The sensors are connected by wires made from thread thinly coated in silver so they are completely undetectable for the wearer.
Signals collected from the five patches are sent to a tiny circuit board that looks and functions like an ordinary button.
The button has a built-in Bluetooth transmitter that sends the data wirelessly to a computer for analysis.
Still in its early stages, the scientists, from the University of Massachusetts, are still in the process of ensuring the sensors are accurate for a variety of body sizes.
Getting enough quality sleep can help protect against stress, infections and multiple diseases, such as heart and kidney disease, high blood pressure and diabetes.
Previous research has found quality sleep increases mental acuity and sharpens decision-making skills but not enough people get it.
'Smart apparel with embedded self-powered sensors can revolutionise human behaviour monitoring by leveraging everyday clothing as the sensing substrate, said associate professor Dr Trisha Andrew at the University of Massachusetts.
'The key is to inconspicuously integrate sensing elements and portable power sources into garments while maintaining the weight, feel, comfort, function and ruggedness of familiar clothes and fabrics.'

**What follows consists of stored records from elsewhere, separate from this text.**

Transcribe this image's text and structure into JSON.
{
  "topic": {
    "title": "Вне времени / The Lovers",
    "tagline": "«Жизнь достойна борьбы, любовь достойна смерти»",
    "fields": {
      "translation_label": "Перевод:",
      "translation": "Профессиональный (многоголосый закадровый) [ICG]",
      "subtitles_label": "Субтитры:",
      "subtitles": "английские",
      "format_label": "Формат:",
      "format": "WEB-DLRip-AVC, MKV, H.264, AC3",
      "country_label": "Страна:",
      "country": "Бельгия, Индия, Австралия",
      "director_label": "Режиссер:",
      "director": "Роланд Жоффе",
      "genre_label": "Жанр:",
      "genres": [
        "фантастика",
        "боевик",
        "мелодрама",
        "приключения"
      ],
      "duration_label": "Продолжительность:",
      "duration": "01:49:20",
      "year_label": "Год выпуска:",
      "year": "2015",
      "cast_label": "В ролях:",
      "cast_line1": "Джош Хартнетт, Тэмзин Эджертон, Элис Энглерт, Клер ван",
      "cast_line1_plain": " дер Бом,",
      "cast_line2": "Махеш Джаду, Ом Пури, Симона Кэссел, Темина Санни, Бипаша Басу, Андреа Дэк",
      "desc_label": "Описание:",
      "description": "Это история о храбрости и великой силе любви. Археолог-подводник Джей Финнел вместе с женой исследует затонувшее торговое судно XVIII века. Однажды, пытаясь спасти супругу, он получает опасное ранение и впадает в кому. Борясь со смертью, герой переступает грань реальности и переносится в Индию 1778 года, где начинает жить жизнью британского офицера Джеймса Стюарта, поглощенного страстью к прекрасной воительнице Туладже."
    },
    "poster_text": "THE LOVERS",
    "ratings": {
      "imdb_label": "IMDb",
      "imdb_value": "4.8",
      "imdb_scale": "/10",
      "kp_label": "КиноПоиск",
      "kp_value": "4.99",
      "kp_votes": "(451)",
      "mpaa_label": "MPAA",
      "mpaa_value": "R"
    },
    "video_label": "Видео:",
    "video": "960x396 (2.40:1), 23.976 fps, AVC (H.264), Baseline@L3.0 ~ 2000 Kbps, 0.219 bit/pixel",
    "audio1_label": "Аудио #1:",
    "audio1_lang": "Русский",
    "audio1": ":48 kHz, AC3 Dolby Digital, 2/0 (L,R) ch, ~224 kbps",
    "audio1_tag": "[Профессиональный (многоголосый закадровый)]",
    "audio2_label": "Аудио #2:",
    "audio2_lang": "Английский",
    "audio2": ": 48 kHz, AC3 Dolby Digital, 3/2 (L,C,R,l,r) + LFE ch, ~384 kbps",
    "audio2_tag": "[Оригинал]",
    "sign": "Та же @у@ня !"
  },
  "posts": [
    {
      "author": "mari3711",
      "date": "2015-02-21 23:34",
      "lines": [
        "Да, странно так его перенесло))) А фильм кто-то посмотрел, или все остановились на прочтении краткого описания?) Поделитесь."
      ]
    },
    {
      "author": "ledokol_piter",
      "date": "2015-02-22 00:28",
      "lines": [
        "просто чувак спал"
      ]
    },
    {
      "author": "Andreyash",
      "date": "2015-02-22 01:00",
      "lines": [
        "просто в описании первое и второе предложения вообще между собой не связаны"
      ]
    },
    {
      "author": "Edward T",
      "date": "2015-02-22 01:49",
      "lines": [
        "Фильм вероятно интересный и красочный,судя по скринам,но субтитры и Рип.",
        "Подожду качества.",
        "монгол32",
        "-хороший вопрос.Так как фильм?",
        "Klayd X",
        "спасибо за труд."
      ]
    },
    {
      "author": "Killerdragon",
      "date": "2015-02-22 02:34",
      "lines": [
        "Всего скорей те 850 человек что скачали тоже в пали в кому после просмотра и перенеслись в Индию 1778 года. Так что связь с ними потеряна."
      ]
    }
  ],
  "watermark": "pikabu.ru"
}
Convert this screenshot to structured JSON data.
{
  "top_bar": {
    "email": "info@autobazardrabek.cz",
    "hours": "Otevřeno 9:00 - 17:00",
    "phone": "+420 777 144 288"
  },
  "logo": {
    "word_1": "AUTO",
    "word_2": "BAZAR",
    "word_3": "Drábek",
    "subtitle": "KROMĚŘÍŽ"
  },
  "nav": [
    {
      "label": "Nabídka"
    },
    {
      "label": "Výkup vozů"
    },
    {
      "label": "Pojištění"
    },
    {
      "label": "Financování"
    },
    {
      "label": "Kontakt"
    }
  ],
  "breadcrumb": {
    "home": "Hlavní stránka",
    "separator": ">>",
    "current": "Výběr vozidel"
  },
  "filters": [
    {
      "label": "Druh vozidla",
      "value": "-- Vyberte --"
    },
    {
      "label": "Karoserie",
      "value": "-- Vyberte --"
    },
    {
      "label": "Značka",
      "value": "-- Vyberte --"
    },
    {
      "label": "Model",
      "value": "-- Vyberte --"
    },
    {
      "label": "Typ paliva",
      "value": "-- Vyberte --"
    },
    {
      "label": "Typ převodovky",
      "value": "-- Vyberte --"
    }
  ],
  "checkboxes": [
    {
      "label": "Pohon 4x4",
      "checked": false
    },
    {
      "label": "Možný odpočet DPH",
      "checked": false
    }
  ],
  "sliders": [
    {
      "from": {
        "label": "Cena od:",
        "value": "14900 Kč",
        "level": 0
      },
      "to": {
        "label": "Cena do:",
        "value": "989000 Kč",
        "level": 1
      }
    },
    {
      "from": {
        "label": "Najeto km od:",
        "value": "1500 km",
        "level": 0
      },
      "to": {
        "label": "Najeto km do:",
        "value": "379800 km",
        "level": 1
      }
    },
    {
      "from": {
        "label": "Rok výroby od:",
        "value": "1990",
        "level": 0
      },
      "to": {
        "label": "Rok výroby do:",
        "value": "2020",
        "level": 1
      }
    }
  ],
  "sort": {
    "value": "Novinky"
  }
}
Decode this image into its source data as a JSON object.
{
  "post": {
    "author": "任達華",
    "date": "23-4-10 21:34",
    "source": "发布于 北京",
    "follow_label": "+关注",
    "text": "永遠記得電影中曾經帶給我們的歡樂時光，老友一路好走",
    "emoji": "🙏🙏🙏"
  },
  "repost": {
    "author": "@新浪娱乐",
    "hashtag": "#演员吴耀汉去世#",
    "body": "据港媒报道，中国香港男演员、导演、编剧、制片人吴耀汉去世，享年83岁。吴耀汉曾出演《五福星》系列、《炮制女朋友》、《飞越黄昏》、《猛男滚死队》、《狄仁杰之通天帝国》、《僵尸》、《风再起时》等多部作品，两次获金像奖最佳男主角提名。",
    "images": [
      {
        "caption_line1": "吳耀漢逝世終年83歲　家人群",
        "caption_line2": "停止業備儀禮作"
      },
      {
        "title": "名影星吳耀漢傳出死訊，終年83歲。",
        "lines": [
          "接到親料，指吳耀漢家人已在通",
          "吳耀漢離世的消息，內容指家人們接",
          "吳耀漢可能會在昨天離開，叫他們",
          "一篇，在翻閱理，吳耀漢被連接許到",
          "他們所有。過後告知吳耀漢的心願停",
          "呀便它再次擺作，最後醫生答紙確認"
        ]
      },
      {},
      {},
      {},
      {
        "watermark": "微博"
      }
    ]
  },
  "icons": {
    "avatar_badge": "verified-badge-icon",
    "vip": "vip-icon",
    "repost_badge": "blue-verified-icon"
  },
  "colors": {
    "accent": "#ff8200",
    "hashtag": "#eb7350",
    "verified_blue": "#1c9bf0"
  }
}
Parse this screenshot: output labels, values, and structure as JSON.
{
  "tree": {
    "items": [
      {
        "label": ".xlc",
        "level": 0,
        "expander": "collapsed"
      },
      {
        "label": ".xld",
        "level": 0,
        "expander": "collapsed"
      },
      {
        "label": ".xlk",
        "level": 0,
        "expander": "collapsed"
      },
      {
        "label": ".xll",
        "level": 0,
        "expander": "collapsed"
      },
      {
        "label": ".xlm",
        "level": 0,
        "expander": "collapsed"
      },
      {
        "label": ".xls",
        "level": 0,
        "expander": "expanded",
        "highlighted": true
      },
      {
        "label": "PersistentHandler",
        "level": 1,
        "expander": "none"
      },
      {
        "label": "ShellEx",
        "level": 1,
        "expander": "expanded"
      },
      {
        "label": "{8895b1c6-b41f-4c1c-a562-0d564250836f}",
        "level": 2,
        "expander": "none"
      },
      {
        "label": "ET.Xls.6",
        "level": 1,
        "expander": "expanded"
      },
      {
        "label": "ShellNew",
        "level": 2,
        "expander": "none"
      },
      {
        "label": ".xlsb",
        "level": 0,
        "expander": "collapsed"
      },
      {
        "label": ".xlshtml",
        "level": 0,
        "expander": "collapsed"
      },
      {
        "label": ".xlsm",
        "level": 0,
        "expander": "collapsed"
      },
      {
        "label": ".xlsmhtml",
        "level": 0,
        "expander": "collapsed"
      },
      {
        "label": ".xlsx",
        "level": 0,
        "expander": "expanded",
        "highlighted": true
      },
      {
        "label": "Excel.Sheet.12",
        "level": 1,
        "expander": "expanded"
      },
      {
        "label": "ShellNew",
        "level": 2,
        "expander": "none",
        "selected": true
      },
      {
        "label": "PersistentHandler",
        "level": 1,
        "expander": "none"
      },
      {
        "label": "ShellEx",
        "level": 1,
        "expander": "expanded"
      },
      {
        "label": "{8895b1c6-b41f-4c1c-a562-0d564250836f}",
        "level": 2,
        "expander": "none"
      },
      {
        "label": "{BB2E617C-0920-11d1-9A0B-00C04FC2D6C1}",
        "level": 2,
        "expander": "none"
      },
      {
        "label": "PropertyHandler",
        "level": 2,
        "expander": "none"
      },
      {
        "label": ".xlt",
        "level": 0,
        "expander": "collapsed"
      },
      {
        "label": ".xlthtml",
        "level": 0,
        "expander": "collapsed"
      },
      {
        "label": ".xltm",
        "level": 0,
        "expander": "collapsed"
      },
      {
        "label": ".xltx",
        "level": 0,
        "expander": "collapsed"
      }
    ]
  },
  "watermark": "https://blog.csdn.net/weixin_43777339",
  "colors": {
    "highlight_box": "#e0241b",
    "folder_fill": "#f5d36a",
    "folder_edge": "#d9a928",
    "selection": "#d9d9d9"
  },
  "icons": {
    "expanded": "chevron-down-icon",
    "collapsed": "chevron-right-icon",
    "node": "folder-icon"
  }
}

Although some manufacturers of smart mattresses claim the products can sense movement and infer sleep posture, they do not provide detailed information to the sleeper and are not portable for travel.
Commercially available electronic bands worn on the wrist give